    Thoughts?

Ok, let's keep this as is. At some point, someone will have to go in and fix this though.

This revision is now accepted and ready to land.Oct 12 2015, 9:08 AM

RHEL 7 is already doing this - most of lib is 64-bit. All of lib64 is 64-bit. They already use both (~600 MB in lib, ~1GB in lib64 on a stock system). I have also built custom pythons, and by default python will use lib. So this is a bad user experience for an lldb developer to have to know that they would have to set their python and their cmake build of lldb to the same lib dir.

Ok, thanks for the explanation. I guess we'll have to find some way around it then.

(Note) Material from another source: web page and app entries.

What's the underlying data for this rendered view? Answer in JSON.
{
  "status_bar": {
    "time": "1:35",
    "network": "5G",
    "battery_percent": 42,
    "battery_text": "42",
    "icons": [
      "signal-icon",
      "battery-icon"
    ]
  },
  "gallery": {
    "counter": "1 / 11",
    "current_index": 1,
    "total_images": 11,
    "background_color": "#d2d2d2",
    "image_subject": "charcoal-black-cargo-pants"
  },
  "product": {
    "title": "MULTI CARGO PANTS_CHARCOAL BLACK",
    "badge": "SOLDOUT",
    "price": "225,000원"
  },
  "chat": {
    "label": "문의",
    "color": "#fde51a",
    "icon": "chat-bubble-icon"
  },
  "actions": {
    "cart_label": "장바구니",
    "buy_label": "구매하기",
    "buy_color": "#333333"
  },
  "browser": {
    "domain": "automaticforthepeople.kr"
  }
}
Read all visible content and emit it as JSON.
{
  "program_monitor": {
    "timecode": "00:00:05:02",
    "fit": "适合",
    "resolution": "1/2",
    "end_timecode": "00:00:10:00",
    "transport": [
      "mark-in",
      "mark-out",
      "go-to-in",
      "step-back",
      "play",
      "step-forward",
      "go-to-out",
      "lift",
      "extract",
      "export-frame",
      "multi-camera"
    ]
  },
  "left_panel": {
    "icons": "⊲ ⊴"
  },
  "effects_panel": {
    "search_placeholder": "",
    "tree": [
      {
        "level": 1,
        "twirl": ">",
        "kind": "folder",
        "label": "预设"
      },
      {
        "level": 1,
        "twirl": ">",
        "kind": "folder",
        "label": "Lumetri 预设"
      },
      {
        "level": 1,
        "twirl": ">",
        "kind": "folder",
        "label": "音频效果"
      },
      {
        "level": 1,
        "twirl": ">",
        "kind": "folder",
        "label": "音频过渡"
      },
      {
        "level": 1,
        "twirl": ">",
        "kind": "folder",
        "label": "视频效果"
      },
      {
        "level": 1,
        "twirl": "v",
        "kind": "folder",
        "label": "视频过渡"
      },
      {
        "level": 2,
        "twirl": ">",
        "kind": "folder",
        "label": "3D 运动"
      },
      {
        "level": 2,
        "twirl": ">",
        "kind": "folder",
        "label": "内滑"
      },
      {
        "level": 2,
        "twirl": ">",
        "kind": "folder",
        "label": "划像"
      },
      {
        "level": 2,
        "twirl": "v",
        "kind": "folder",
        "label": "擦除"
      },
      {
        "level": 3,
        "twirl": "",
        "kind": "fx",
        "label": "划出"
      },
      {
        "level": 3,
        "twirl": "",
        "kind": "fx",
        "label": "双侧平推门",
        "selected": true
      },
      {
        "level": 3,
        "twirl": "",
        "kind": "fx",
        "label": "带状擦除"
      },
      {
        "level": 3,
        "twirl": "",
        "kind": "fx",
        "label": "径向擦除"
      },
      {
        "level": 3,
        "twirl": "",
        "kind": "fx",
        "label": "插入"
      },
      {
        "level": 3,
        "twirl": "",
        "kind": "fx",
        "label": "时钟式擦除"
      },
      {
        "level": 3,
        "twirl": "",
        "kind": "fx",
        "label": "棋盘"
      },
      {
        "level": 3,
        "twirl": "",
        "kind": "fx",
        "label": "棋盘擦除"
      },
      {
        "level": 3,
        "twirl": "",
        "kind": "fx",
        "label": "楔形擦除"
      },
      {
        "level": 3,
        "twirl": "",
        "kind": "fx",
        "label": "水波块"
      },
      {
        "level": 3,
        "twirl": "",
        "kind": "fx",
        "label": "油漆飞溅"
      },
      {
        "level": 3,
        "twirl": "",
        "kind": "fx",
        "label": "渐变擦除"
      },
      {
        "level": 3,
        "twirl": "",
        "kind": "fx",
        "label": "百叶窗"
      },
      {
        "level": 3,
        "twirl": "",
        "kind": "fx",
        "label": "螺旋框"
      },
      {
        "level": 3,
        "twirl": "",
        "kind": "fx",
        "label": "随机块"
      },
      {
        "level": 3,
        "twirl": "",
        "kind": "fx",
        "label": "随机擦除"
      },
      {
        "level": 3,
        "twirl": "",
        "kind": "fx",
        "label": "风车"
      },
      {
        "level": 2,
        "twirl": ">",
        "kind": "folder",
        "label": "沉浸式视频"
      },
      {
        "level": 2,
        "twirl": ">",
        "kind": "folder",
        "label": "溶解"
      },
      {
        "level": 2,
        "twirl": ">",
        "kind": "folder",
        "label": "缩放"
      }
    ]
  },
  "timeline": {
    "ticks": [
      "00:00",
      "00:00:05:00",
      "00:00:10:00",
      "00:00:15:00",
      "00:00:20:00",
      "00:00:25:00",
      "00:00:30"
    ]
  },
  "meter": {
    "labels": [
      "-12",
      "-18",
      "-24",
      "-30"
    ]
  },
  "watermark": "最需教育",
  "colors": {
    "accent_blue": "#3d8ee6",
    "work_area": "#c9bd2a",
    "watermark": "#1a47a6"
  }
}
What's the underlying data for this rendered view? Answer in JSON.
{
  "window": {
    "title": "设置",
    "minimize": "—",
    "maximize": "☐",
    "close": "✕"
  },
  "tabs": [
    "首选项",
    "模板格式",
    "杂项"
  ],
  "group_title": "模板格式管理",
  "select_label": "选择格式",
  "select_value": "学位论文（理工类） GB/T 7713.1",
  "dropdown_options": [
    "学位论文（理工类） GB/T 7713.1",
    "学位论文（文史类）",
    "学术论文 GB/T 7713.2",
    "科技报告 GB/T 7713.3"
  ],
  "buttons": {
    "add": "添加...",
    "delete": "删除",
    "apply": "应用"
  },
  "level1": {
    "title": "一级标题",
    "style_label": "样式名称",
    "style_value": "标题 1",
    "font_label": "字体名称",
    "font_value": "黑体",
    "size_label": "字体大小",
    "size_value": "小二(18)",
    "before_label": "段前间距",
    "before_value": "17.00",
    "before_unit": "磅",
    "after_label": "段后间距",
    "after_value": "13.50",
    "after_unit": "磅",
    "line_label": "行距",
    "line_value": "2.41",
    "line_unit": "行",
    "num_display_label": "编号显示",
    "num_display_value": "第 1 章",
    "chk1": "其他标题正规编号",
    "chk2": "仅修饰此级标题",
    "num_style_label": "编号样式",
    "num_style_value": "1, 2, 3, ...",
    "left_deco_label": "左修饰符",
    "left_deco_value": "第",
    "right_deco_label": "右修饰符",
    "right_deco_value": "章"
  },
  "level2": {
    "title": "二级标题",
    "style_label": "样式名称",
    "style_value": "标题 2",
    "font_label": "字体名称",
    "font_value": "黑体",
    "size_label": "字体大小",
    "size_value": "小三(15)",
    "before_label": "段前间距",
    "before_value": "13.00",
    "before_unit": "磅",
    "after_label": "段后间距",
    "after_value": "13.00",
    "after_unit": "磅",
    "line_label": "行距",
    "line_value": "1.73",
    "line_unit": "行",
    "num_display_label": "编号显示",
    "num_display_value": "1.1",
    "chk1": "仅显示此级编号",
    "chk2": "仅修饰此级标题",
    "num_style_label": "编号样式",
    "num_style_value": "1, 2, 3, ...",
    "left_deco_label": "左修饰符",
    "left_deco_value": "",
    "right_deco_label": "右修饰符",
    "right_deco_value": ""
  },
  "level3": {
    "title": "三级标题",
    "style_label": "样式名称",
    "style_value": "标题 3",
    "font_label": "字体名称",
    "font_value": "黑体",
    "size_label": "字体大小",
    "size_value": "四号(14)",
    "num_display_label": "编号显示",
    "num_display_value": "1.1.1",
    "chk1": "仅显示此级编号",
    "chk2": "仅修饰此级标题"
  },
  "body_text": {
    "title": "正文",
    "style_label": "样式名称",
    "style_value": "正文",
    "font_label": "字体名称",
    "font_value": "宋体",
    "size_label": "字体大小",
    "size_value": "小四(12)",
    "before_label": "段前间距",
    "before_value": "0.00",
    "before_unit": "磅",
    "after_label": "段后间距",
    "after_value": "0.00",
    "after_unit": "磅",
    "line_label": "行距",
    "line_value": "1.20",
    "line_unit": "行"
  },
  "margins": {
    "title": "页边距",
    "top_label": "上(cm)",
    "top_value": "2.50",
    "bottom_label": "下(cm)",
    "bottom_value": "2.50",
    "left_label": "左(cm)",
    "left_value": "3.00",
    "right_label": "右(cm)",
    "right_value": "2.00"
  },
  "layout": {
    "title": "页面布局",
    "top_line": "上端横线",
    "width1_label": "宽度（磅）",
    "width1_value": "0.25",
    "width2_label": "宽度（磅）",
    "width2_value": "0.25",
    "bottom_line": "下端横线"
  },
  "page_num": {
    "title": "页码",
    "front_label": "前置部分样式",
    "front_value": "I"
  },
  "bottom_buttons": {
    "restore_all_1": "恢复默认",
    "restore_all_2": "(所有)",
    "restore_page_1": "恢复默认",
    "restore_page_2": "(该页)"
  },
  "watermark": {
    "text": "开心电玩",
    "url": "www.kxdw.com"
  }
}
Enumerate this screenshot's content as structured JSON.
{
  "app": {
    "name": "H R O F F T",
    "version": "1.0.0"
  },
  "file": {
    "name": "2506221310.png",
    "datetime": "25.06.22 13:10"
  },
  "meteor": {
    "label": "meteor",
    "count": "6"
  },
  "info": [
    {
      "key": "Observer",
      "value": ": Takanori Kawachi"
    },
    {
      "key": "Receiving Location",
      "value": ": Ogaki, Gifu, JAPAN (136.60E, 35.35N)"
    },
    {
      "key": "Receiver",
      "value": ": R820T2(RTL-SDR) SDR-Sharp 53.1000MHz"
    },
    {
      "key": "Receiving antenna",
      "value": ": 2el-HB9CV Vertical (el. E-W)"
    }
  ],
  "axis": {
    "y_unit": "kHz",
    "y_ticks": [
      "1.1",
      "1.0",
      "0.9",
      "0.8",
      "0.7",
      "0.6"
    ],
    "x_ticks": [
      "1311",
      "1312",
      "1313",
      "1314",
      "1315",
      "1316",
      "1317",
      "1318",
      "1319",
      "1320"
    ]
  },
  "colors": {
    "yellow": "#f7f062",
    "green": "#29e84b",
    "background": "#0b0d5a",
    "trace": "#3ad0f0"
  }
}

I understand your desires, but your approach e.g. makes cross-compiling impossible (or, at least assumes that target python uses the same directory as the build one (if the build machine even has python in the first place)). I'd like to avoid doing this if it is possible to work around it.

Why would that be the case?

You might be cross-compiling from windows-x86 to linux-arm. It's unlikely you will be able to run the target python to ask it something. Unless the distutils thing somehow accesses that info through some magic I am not aware of, in which case I apologise. But ok, I am not that worried about setups like this at the moment.

Okay, I'm totally up for helping if we hit this issue.

If the target python for the cross compiler is the one specified in the lldb build (which it would have to be, wouldn't it?), that is the one that will be queried. i.e. the one getting embedded in the lldb build is the one being asked. I'd hope that can answer the question correctly. Also, the approach used here to find the directory is the same one we use to construct the lldb python module in the first place. So this can't make us any further broken for cross compilation than we already are, and if the cross-compiled python can answer the question correctly, we're all set.

Yeah, that is probably broken as well, but that's out of scope for this change.

Have you checked whether it is possible to extract this information from cmake, without running any code (perhaps parsing PYTHON_LIBRARIES or something).

No, I haven't looked at this angle. I'm asking python the same question we ask it already during the construction of the lldb module packaging. I'd rather use the same approach that we already use to locate the directory than fabricate another one, precisely because they'll be consistent.

Here's what I'd rather do:

  • Keep with this approach since it uses both the same approach we already use (distutils python module) to gather the right location, and the python lib dir is allowed to vary independently of the lib dir used by the rest of the build. This allows us to get it right with no input from the developer regardless of which python they're using, stock or custom.
  • If it is proven we are doing something wrong for cross compiling, and somebody wants to make that right, we then change over from using the disutils approach both in generating the partial relative directory for answering 'lldb -P' and in the finalization of python class swig generation step.

    I do think it is a worthwhile cleanup to do at some point to get rid of any direct use of 'lib' in the source to use what cmake provides (through the lib dir macros you mentioned previously). But I'd see that as a cleanup activity orthogonal to this change.

    Thoughts?

Ok, let's keep this as is. At some point, someone will have to go in and fix this though.

That sounds totally reasonable.

Thanks, Pavel!

I'll wait for a while to hear if either @emaste or @dawn chime in.

I'll wait for a while to hear if either @emaste or @dawn chime in.

I'm going to get this in. If any of the rest of you find issues, we'll get them taken care of at that point. Thanks!

tfiala closed this revision.Oct 12 2015, 1:14 PM

Committed here:

svn commit
Adding         scripts/get_relative_lib_dir.py
Sending        source/Host/CMakeLists.txt
Sending        source/Host/posix/HostInfoPosix.cpp
Sending        www/build.html
Transmitting file data ....
Committed revision 250093.